Comments

Popular posts from this blog

The Complete Idiot's Guide to Catherine Wheel

Originally posted: Tuesday, August 29th, 2006 Despite managing to release five proper albums, Catherine Wheel was one of those bands that always seemed to slip past the mainstream rock crowd. Yes, they got some nice airplay in their day, but people seem to have forgotten about them. You may hear “Black Metallic” or “Waydown” on a “classic alternative” show on Sirius or XM or maybe even on terrestrial radio, but that’s about it. For me, they were one of most consistent rock bands of the ’90s, meandering through shoegazer, hard rock, space rock and pop rock, all while eluding mainstream pigeonholing. Led by the smooth, warm pipes of vocalist/guitarist Rob Dickinson (cousin of Iron Maiden’s Bruce Dickinson), Catherine Wheel featured Brian Futter on lead guitar, Dave Hawes on bass and Neil Sims on drums. They weren’t a pretty-boy guitar band, but they weren’t a scuzzy bunch of ragamuffins either. Though the band hailed from England, Catherine Wheel found itself more welcome on American air

I ain't got no crystal ball

I've never been a big fan of Sublime's reggae-punk-ska, but I feel bad for their hardcore fans. Billboard reports that a four-disc box set featuring previously released and unreleased material is on the way. How is this a bad thing? Well, the number of posthumous vault-raiding collections greatly outnumber the band's proper releases. That usually isn't a problem, but the quality of them is very suspect. When they were together, the band recorded three proper albums, Robbin' the Hood , 40 Oz. to Freedom and Sublime . Sublime would be the band's breakthrough record with the mainstream, but that success was very bittersweet. Shortly before its release, frontman/guitarist/songwriter Bradley Nowell died of a heroin overdose. In the following years, the effects of apparently a bad record deal have yielded compilation after compilation. Here's the rundown so far: Second Hand Smoke (1997) Stand By Your Van -- Sublime Live in Concert (1998) Sublime Acoustic: Br

Best of 2021

  Last year, my attention span was not wide enough to listen to a lot of LPs from start to finish. Too much went on in 2020 to focus on 10-15 albums, so I went with only a couple to spotlight.
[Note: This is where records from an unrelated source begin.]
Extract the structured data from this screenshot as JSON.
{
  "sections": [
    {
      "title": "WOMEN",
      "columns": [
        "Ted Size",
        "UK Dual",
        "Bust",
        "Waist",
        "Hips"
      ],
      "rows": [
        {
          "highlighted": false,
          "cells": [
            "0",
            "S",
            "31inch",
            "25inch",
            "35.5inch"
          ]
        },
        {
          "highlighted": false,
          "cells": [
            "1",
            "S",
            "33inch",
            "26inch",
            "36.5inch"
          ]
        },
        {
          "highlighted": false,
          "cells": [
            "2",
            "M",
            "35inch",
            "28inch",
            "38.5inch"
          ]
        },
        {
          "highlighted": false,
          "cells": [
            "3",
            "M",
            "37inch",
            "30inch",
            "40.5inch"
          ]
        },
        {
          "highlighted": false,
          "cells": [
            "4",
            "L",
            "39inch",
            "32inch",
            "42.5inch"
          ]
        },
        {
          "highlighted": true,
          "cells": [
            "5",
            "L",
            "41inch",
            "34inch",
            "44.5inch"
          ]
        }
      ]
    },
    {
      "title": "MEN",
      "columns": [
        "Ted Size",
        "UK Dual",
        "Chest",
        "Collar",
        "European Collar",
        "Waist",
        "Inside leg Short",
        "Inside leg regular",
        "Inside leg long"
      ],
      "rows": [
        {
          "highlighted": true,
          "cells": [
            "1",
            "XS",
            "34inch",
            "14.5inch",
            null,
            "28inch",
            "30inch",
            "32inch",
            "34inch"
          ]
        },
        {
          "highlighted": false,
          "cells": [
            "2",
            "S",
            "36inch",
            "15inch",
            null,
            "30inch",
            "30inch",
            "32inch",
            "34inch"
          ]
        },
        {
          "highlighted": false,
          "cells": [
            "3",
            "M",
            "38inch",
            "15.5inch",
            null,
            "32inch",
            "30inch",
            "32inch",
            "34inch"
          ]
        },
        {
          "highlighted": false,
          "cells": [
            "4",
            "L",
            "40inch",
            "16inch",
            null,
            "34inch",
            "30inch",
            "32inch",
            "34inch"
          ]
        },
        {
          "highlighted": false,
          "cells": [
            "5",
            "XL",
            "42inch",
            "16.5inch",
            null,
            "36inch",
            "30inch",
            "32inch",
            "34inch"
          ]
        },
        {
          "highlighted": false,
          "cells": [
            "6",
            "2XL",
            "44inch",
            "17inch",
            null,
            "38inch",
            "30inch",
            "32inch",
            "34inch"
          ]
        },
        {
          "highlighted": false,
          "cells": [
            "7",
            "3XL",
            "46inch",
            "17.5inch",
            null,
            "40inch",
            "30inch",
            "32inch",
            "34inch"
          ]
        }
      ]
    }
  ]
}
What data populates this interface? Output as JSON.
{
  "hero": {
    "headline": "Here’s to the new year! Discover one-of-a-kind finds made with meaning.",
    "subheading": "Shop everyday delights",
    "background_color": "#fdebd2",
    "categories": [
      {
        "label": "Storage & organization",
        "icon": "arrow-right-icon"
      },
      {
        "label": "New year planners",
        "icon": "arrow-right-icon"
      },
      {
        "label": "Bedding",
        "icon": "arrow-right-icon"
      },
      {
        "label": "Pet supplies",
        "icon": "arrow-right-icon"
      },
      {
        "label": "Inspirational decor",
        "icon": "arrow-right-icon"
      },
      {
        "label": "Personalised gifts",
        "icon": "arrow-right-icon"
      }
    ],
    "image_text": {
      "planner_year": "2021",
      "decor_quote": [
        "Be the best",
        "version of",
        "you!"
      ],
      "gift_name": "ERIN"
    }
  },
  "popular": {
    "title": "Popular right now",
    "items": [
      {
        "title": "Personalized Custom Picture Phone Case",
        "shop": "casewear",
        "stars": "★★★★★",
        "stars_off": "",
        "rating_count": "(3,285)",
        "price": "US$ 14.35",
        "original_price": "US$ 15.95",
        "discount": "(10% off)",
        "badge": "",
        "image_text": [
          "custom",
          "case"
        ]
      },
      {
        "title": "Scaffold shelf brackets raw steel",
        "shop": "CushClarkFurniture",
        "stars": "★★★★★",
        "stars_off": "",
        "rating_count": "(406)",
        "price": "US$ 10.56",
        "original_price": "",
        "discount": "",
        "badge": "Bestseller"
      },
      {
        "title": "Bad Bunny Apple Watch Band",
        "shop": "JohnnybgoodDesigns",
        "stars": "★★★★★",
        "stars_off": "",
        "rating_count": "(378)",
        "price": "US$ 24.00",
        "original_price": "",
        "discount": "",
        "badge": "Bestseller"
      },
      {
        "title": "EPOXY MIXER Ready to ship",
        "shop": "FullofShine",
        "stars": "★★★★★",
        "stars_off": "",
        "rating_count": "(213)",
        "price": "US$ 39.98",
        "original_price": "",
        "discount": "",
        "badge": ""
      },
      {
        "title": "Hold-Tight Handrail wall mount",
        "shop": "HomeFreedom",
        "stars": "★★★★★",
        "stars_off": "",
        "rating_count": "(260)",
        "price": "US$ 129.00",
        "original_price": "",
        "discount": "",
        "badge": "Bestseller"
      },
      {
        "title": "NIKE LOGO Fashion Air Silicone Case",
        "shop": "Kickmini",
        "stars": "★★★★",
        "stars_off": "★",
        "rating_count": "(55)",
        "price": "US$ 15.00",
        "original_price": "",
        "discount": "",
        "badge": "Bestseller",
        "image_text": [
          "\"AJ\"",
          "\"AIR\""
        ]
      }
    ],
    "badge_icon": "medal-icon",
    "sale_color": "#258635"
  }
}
Well, 2021 was a little better, as I have a list of top four records, and a lot of individual tracks.  (I made a lengthy Spotify playlist ) So, without further ado, here’s my list of favorites of the year: Albums Deafheaven, Infinite Granite (listen) Hands down, my favorite album of the year. I was not sure where Deafheaven would go after another record that brought My Bloody Valentine and death metal fans together, but they beautifully rebooted their sound on Infinite Granite. The divisive goblin vocals are vastly pared-down here, as are the blast beats. Sounding more inspired by Slowdive, the band has discovered a new sonic palette that I hope they explore more of in the future. It’s a welcome revelation. I still love their older material, but this has renewed my love of what these guys do.  J